Maritime Sign Language (MSL)

Maritime Sign Language (MSL) is an endangered language, used by Deaf people in the Atlantic provinces in eastern Canada.

Richard Martell, a Deaf resident of Nova Scotia, posted the following information on his Facebook page "Maritime Sign Language":

"Maritime Sign Language (MSL) is a sign language descended from British Sign Language and spoken in Canada's Atlantic provinces.[2] It was created through the convergence of deaf communities from the Northeastern United States and the United Kingdom immigrating to Canada throughout the 1700s and 1800s.[3] It is unknown the extent to which this language is spoken today, though there are linguistic communities found across the Atlantic provinces. MSL is being supplanted by American Sign Language (ASL) resulting in fewer MSL speakers and a lack of resources (education, interpretation, etc.) for MSL speakers. The dialect of ASL currently spoken in the Maritimes exhibits some lexical influence from MSL. ASL is now the main language that is used by the Deaf community in New Brunswick, Nova Scotia and Prince Edward Island. Due to the expansion of ASL, there are less than 100 MSL users." Source: Wikipedia

Resources

Richard Martell posted a MSL sign/word of the week on his Facebook page every week. Check out for some examples of MSL signs: https://www.facebook.com/Maritime-Sign-Language-1875380746082065/

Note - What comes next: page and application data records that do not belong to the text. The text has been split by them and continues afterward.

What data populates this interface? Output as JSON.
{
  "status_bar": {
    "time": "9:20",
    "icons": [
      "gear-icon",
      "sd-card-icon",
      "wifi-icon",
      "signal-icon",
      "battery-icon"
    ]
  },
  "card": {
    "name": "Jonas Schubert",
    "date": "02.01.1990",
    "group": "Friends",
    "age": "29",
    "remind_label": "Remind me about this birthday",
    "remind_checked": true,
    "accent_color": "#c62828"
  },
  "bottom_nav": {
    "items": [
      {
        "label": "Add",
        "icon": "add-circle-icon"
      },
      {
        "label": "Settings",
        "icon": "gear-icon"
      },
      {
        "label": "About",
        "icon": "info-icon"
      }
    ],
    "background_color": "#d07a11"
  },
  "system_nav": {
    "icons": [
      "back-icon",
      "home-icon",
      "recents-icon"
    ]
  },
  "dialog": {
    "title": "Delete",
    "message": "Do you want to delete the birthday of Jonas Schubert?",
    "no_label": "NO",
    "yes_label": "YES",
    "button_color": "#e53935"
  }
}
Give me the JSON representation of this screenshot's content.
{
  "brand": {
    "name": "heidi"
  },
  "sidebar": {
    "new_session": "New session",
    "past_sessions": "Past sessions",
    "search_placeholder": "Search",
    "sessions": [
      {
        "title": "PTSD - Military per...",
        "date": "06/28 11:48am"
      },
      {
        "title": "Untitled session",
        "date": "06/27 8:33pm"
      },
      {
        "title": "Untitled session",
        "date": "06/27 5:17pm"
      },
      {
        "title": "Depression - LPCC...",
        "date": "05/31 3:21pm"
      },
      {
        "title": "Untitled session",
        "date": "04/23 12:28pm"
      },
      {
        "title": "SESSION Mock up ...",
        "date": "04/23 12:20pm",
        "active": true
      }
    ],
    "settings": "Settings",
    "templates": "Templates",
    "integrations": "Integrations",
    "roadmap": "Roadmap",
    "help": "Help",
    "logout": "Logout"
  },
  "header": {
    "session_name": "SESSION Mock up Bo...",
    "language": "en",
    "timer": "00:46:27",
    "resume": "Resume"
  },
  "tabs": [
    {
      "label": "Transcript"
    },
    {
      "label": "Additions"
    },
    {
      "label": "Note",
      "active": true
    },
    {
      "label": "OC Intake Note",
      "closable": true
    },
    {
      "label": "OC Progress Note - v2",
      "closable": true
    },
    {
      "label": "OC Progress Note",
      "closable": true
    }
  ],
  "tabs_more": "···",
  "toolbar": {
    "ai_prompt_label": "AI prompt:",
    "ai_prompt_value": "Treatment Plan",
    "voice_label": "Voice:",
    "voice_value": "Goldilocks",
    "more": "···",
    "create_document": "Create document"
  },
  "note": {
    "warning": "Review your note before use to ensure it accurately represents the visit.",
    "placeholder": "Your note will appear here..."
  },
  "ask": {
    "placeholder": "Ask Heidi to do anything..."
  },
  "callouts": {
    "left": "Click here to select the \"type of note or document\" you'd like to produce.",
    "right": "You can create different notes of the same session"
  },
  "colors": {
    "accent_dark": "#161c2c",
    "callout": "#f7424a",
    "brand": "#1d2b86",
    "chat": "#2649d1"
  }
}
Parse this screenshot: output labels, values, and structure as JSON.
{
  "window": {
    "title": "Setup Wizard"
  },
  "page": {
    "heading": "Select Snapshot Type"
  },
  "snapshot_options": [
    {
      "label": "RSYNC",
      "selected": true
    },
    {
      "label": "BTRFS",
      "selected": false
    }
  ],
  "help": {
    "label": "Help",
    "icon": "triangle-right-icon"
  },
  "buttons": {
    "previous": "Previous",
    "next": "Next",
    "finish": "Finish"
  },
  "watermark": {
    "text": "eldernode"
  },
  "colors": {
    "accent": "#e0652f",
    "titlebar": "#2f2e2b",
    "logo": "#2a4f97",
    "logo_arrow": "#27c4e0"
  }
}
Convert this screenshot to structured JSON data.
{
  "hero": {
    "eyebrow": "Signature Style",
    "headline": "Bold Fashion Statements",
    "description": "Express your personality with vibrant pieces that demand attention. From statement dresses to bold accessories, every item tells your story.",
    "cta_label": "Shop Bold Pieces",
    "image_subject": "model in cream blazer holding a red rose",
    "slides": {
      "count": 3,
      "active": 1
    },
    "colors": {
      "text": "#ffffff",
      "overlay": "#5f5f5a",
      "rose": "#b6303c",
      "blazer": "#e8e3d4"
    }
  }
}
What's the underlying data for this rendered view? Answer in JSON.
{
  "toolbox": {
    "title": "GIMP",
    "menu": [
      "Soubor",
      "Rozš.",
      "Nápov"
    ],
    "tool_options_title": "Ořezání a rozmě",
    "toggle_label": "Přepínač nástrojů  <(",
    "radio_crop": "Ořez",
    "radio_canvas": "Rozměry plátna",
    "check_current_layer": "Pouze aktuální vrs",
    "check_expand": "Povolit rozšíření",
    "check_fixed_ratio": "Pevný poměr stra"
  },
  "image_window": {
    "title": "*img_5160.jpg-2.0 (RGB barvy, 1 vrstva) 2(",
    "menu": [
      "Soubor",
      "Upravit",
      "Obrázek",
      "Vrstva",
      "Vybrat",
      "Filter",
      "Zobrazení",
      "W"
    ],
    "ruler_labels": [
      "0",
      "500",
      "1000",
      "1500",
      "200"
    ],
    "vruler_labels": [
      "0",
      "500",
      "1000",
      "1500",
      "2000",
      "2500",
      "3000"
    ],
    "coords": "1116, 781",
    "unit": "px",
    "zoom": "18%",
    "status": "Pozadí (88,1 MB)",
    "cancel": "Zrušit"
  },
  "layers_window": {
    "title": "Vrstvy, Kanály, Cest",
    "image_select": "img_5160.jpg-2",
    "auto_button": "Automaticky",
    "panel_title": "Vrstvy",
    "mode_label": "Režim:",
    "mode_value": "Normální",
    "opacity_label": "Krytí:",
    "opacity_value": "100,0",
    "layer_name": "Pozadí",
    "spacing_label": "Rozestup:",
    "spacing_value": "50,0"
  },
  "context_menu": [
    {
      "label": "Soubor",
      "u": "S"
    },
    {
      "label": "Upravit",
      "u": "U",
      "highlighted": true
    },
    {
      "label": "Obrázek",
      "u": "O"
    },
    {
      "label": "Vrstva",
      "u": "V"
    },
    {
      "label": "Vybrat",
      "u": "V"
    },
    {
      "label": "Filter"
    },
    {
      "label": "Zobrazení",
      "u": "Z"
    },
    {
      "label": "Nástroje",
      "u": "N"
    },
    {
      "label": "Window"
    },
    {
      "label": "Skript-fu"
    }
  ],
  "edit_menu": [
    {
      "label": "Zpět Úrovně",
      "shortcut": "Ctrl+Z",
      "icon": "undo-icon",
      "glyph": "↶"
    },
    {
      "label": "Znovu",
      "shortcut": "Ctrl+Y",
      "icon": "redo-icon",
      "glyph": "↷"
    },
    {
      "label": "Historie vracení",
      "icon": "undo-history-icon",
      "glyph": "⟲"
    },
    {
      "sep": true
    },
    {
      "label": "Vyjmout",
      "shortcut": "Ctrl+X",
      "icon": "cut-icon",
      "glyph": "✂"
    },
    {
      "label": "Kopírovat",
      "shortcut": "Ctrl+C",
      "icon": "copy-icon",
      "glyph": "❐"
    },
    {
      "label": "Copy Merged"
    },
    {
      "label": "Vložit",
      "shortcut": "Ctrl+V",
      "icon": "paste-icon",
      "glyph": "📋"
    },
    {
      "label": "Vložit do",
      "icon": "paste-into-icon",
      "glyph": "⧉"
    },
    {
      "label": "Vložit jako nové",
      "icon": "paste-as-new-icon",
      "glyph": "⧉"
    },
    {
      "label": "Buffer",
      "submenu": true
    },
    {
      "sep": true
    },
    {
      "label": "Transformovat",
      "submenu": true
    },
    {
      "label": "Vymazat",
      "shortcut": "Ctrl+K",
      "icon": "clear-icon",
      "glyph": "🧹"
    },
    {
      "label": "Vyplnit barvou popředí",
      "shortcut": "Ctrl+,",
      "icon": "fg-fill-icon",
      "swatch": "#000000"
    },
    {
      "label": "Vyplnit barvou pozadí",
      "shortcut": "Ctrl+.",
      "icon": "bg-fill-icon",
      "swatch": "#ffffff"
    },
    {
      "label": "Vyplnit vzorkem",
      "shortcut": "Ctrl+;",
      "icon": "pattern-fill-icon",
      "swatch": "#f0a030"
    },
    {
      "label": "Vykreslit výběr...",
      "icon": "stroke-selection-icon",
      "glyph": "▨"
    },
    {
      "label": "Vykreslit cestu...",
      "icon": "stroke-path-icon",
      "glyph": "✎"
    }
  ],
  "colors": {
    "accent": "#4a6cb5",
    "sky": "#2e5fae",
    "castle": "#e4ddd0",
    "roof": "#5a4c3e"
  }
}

Abstract paper: "The Survival of Maritime Sign Language" by Noni Warner, Elizabeth Doull, Diane Falvey, Richard Martell, Jim McDermott, and Elliot Richman.